My bet is that WISPA will stay with the traditional hand in scoring, the system that is still being used in major WISPA events.


And while we are in the WISPA camp, they are still awaiting the  decision from Qatar Airlines as to whether they will renew their very valuable sponsorship. I hope they do so that we can enjoy another major tournie in India.


Meanwhile the PSA are enjoying a bumper year.  Not only did John Nimick increase  the size of his three tournaments in North America, but  Saudi Arabia has come up with some really big bucks.  Ziad Al-Turki, the man behind the Saudi International in December, has just signed a five year deal with PSA worth a  million bucks. Each tournament will be offering prize funds of $182,000, which dwarfs everything else (other than world Opens) on the calendar. But listen to this: the 2010 Men’s World Open in Saudi Arabia will be offering a staggering $322,500 in prize money, which is the most money I can remember for a  squash tournament.

This year Bermuda will beholding the World Open using two glass courts offering $175,000 in prizes; next year the World Open comes back to Britain for the first time in decades, with $215,000 in prize money; in 2009 the Open goes back to the middle east  where Kuwait is offering $250,000.  So in four years, the world open is going to offer  $962, 500 in total prize money.  

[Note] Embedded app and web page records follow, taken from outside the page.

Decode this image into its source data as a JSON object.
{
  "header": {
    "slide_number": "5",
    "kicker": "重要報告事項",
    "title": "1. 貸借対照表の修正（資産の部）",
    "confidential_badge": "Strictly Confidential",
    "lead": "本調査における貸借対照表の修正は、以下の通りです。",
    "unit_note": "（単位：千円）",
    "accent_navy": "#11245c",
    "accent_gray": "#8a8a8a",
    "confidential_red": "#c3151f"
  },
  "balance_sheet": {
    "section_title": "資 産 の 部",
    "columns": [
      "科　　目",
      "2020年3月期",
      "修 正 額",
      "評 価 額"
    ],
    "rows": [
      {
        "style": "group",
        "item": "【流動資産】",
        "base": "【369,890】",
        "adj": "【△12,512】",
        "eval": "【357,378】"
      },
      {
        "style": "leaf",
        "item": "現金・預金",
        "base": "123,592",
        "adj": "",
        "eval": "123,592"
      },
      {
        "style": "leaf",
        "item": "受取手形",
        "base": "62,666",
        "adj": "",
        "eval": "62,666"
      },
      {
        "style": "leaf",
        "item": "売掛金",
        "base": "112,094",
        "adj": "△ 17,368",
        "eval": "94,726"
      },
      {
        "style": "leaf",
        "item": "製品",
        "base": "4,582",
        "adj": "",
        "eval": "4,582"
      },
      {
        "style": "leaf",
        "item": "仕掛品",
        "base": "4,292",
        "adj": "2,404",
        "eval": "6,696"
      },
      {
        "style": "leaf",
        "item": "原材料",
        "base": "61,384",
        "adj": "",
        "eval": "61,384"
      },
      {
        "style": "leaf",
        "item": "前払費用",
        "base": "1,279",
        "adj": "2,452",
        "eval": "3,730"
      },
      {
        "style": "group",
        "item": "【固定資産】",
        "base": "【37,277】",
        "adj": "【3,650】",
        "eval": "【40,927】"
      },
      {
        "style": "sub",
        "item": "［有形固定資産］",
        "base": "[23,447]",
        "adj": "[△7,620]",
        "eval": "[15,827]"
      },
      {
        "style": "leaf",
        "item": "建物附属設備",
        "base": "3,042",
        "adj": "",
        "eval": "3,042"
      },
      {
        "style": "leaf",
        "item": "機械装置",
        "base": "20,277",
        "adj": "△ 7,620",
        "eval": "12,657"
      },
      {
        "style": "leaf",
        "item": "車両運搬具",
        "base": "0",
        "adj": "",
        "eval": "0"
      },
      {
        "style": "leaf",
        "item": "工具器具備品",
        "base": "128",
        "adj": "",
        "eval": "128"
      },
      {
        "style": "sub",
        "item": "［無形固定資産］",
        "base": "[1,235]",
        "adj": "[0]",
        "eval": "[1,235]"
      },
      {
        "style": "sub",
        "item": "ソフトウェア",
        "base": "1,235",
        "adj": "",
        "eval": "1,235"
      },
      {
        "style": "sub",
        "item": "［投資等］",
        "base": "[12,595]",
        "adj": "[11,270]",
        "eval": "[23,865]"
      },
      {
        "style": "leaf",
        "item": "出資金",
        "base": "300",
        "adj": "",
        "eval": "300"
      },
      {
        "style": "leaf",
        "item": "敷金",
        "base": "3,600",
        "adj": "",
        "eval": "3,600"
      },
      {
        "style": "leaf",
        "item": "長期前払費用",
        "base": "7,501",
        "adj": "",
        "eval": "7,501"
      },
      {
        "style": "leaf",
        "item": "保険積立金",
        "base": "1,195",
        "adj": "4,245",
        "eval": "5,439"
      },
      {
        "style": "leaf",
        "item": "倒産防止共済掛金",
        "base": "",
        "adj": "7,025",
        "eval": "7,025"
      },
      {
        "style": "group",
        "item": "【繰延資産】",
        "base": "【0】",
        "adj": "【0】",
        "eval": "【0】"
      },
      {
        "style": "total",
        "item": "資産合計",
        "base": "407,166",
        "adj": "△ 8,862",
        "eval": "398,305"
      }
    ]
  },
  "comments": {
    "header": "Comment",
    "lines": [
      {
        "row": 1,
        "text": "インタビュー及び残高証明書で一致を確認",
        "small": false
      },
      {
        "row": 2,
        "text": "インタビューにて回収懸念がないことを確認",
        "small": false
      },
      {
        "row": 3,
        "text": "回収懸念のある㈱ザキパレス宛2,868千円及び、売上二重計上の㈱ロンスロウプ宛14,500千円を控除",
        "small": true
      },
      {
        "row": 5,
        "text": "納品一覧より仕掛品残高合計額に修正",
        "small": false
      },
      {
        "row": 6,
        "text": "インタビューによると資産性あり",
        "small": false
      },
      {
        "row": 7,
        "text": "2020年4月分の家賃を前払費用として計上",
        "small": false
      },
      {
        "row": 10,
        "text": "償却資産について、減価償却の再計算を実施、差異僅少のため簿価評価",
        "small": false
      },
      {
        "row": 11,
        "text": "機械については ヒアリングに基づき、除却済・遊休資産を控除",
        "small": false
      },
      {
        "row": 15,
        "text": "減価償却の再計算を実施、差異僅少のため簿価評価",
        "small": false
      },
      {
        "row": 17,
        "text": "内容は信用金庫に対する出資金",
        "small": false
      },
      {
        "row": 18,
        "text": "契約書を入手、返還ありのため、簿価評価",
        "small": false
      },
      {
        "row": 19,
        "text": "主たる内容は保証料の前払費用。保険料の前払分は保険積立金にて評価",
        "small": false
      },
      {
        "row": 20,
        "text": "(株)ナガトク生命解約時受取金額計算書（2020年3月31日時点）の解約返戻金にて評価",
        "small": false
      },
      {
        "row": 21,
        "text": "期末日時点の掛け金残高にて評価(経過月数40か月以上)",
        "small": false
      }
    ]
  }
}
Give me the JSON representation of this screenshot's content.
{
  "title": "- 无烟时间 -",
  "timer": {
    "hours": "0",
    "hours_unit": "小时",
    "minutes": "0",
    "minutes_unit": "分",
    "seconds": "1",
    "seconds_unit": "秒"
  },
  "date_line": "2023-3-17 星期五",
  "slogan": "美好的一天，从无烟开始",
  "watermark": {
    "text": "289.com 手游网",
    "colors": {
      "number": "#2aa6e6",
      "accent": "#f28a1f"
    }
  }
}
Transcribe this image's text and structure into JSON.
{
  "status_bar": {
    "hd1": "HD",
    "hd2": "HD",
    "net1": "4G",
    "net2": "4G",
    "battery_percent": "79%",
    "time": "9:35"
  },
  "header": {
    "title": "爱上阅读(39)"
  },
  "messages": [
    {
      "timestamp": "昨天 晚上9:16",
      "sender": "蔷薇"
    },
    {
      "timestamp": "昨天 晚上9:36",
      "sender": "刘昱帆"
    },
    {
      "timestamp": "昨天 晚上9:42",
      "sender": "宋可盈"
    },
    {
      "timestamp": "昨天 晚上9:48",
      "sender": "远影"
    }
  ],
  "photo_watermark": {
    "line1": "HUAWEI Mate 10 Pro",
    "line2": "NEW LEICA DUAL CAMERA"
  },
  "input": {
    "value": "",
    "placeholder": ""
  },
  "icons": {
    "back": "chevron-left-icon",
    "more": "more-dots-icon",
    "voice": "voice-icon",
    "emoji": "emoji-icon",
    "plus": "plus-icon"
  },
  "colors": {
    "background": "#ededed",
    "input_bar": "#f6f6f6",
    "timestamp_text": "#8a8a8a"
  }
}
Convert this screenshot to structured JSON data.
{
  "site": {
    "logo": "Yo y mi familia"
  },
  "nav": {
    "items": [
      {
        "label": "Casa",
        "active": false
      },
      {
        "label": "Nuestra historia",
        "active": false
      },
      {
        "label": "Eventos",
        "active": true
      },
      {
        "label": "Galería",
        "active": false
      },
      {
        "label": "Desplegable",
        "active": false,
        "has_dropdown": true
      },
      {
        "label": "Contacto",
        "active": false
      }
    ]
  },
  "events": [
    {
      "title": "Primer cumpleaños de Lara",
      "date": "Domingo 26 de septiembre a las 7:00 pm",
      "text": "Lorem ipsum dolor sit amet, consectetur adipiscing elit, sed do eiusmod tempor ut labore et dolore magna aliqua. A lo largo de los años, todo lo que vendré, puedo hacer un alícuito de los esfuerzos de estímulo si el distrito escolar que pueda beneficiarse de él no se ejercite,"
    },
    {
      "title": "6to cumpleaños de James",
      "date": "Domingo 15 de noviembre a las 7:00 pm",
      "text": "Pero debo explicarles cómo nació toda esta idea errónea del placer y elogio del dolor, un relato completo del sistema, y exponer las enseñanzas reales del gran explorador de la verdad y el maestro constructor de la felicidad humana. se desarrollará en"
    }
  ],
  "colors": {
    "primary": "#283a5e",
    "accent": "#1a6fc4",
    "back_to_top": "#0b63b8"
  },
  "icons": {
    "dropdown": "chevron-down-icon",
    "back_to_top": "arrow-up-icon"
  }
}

All I can say is that Ramy Ashour has come good at just the right time and when the Saudi World Open is over, this very talented young man could well be a millionaire. My advice to every squash player is to plan some Arabic language  lessons between court sessions.